The Roux-en-Y gastric bypass procedure is the most popular bypass surgery. It’s more invasive than the lap band version but the results are faster and more reliable. Bypass surgery is a good way to lose weight, much better than dieting alone. Of those who have bypass surgery 93% will keep the weight off. Of those who lose weight by diet and exercise alone only 20% will keep the weight off. That piece of data is enough to give anyone who wants to lose weight pause. Even if I manage to lose weight on my own (and I have several times before) the odds are slim that I will keep it off.


Drawbacks to Weight Loss Surgery


There are, however, drawbacks to weight loss surgery. For one we don’t know what the long term effects are on bariatric surgery, we just haven’t been doing them long enough to see how people do with the procedure as they age. Other drawbacks to surgery include:


1. You can’t eat what you want. If you eat the wrong foods you’ll be sick.


2. You can’t drink liquids while eating a meal, you have to wait to take in any water.


3. It’s easy to overeat. Since your stomach is so small it’s really easy to overeat. The feeling of being over full is so distressing that most people don’t make the mistake too often.

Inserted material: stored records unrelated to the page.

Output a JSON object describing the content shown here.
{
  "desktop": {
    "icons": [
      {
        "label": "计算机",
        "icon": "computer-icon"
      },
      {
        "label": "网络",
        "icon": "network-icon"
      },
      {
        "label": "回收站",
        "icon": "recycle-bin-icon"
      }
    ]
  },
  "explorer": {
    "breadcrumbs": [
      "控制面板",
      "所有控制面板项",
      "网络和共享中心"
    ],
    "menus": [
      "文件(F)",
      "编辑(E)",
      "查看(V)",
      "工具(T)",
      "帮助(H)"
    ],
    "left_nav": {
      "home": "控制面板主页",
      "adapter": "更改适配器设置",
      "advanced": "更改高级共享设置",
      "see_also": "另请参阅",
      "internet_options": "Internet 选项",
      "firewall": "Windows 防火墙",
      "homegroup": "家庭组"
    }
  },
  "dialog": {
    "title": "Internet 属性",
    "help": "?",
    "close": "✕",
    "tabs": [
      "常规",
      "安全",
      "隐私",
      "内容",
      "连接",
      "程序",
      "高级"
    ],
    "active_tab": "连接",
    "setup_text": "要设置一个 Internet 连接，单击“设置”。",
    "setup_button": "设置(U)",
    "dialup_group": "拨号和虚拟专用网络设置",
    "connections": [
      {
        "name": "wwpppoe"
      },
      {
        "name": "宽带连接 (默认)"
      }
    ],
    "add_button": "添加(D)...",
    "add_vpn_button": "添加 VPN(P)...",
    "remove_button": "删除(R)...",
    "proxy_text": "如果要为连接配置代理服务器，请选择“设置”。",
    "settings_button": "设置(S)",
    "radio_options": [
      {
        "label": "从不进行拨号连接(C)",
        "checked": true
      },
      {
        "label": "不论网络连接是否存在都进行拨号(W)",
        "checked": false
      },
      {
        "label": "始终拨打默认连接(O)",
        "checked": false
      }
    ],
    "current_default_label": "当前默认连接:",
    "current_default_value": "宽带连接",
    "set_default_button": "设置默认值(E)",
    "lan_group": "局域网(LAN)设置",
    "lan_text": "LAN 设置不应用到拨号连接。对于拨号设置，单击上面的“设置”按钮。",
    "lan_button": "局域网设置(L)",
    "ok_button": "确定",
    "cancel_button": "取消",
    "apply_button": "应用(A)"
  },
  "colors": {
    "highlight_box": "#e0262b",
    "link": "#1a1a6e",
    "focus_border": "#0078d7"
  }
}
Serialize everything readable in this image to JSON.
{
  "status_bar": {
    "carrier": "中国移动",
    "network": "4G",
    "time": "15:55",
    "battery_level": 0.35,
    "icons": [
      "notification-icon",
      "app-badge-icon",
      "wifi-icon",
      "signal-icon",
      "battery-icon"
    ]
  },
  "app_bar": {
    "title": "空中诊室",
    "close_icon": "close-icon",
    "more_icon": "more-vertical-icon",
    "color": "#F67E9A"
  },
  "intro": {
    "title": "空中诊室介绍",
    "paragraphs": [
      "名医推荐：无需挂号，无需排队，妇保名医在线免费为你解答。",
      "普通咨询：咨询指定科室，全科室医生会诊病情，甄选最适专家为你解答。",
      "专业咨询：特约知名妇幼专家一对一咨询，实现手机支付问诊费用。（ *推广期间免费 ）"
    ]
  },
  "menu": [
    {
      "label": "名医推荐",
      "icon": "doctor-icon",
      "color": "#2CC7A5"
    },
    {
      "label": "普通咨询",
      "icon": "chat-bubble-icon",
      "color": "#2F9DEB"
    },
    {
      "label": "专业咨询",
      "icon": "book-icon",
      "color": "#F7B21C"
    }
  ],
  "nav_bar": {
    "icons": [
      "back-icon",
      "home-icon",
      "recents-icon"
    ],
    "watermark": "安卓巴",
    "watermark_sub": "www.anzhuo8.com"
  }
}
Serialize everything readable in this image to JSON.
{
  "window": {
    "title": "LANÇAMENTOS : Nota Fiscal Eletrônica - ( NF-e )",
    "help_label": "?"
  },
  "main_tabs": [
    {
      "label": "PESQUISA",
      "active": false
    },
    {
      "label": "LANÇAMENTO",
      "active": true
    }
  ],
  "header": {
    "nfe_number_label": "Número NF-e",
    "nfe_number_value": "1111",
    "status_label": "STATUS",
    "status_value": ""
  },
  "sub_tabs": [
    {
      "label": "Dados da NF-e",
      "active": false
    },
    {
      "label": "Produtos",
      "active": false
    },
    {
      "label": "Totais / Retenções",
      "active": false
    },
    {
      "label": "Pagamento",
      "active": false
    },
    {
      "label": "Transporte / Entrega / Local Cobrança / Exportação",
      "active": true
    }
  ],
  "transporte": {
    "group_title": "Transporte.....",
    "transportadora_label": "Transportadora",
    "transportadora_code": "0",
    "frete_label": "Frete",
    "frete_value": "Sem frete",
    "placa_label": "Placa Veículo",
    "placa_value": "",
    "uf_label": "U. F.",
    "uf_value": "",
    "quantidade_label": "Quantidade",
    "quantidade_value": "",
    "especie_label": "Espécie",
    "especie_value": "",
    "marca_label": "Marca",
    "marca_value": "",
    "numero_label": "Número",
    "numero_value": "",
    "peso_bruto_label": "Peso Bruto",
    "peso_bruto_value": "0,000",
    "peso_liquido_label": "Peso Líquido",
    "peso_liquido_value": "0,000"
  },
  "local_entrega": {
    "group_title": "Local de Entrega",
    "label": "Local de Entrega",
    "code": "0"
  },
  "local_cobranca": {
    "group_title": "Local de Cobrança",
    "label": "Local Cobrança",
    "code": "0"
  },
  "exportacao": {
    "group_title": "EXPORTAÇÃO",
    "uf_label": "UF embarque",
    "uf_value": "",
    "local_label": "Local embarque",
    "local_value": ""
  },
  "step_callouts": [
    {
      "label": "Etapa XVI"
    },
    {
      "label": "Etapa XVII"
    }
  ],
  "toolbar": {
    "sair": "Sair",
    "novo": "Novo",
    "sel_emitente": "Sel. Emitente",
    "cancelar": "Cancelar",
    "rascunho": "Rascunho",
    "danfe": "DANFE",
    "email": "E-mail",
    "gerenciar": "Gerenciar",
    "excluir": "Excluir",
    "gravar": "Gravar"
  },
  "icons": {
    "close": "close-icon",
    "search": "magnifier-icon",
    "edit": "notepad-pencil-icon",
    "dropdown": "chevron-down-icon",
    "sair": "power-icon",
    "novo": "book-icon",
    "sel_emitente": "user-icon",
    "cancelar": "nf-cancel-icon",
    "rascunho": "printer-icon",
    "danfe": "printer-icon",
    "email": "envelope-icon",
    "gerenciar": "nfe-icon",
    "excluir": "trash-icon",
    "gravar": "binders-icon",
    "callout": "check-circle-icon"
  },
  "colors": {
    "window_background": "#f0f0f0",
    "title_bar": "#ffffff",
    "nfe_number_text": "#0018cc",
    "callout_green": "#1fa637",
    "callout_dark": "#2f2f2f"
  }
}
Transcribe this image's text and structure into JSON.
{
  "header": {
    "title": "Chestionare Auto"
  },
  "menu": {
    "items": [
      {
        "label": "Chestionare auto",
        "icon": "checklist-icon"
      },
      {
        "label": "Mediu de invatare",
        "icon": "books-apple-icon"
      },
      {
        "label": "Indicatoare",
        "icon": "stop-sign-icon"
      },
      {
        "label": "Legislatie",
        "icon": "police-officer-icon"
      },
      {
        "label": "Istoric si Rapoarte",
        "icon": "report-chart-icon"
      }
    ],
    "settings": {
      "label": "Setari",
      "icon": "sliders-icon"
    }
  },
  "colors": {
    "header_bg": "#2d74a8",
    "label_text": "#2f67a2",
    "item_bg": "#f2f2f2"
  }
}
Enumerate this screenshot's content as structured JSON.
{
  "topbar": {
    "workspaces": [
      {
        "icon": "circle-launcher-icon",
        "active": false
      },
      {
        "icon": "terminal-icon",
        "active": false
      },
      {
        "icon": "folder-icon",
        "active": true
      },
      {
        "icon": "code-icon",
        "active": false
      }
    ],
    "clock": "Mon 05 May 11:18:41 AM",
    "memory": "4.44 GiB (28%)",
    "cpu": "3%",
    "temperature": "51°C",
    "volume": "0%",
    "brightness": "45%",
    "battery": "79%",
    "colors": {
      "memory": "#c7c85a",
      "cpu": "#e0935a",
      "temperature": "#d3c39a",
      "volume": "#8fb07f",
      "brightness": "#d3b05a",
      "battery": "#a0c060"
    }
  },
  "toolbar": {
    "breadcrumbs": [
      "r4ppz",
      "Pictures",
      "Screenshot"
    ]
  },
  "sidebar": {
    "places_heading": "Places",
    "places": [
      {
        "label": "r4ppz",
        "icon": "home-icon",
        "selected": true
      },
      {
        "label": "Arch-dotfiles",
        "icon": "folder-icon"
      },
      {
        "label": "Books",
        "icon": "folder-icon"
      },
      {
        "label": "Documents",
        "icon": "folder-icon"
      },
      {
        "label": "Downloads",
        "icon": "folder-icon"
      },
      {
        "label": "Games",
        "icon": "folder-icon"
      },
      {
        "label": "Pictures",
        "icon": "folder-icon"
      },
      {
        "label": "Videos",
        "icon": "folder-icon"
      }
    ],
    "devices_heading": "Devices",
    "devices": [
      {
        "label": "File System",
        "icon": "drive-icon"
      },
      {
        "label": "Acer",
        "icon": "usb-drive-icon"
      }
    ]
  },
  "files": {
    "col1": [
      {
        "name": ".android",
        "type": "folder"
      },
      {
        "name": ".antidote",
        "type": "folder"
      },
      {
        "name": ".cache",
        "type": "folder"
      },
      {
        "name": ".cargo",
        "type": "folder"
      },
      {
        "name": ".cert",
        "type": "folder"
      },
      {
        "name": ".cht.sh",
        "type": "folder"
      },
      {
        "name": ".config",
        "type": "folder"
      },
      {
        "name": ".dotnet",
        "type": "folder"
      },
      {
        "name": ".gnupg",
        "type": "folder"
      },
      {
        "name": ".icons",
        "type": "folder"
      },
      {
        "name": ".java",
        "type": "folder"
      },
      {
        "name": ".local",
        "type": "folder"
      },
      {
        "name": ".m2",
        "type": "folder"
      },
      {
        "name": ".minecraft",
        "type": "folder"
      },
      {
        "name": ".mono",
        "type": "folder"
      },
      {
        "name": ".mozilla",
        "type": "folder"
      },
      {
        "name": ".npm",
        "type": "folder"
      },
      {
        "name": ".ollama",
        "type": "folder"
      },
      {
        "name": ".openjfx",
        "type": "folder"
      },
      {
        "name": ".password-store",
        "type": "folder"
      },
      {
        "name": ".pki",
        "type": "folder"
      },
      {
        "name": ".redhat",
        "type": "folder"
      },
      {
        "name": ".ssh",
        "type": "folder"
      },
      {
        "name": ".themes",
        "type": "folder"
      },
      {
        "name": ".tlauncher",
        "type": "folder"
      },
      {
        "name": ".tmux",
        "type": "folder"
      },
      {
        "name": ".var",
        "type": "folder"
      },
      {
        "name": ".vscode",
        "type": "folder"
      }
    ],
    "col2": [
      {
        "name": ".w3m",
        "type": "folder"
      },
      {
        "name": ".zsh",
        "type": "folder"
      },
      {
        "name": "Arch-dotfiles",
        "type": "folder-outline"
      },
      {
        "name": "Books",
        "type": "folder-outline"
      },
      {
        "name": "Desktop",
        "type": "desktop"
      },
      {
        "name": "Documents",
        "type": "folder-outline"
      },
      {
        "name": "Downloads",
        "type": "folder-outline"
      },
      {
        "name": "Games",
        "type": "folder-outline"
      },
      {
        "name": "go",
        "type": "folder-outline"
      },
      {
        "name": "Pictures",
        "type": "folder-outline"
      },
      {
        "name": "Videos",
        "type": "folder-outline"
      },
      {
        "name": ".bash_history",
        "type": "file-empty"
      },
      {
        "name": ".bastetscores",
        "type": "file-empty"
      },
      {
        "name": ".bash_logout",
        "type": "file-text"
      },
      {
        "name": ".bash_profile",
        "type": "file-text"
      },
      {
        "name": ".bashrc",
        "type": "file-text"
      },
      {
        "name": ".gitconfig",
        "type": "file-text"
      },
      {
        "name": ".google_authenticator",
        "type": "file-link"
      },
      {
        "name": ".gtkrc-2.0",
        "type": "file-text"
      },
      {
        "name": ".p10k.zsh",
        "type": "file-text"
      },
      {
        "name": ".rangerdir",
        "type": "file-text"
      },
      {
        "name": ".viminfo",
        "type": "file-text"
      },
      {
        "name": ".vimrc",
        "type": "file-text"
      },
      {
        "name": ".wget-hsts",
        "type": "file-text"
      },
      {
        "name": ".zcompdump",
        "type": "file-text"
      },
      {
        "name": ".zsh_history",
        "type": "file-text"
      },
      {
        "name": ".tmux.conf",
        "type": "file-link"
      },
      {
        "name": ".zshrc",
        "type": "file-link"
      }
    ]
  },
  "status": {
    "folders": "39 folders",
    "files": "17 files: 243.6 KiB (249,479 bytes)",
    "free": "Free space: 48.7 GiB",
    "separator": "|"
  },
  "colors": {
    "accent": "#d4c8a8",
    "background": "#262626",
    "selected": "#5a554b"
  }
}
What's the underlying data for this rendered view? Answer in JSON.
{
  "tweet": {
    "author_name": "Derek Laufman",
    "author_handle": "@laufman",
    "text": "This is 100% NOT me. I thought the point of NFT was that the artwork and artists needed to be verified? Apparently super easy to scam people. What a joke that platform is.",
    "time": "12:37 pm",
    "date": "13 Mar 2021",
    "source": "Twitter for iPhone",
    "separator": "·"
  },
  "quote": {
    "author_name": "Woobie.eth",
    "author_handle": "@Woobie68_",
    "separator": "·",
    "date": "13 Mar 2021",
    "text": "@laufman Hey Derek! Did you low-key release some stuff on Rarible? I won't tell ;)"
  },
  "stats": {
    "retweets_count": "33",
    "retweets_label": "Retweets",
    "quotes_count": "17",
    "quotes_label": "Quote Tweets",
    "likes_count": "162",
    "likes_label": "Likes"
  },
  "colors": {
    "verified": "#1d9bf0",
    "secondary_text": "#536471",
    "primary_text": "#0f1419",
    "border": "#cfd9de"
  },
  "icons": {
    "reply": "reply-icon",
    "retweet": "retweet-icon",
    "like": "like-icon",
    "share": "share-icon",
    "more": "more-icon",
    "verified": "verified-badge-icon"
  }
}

4. You must take multi vitamins.


5. A high protein diet is optimal which can be difficult for vegetarians.


6. You have to give up carbonated beverages.


Those are just some of the drawbacks to weight loss surgery. I’m sure there are others but those are the ones the people I’ve talked to with mentioned. Losing a lot of weight fast can also have it’s own drawback and that is excess skin. Many people who have bariatric surgery will also have a skin removal surgery after they’ve lost most of their weight. This is a cosmetic procedure so many insurance companies will not cover it.


Decisions, decisions


I don’t know what I am going to do. For the moment my doctor wants me to take a sleep test. During my consult with him he asked if I was sleeping well. Um…no. I’m a mom, I have pets, I haven’t slept through the night in 20 years. According to my Fitbit I wake up at least 12 times a night. Sadly, some of those times I snack, which obviously isn’t conducive to weight loss. I want to lose weight but I don’t want to feel sick and I want to be able to eat more than a few tablespoons of food, at least on the holidays. As I type that I see how silly of an excuse that is for not having the surgery.


This is something I will continue considering. I’m not as gung-ho as I was last week but only because I haven’t given up the hope that I can lose it on my own. Knowing the odds of me keeping it off keep me considering bariatric surgery. I don’t want to be fat for the rest of my life. I want feel comfortable and confident in my own skin. I want to enjoy buying clothing and I want to have a life again.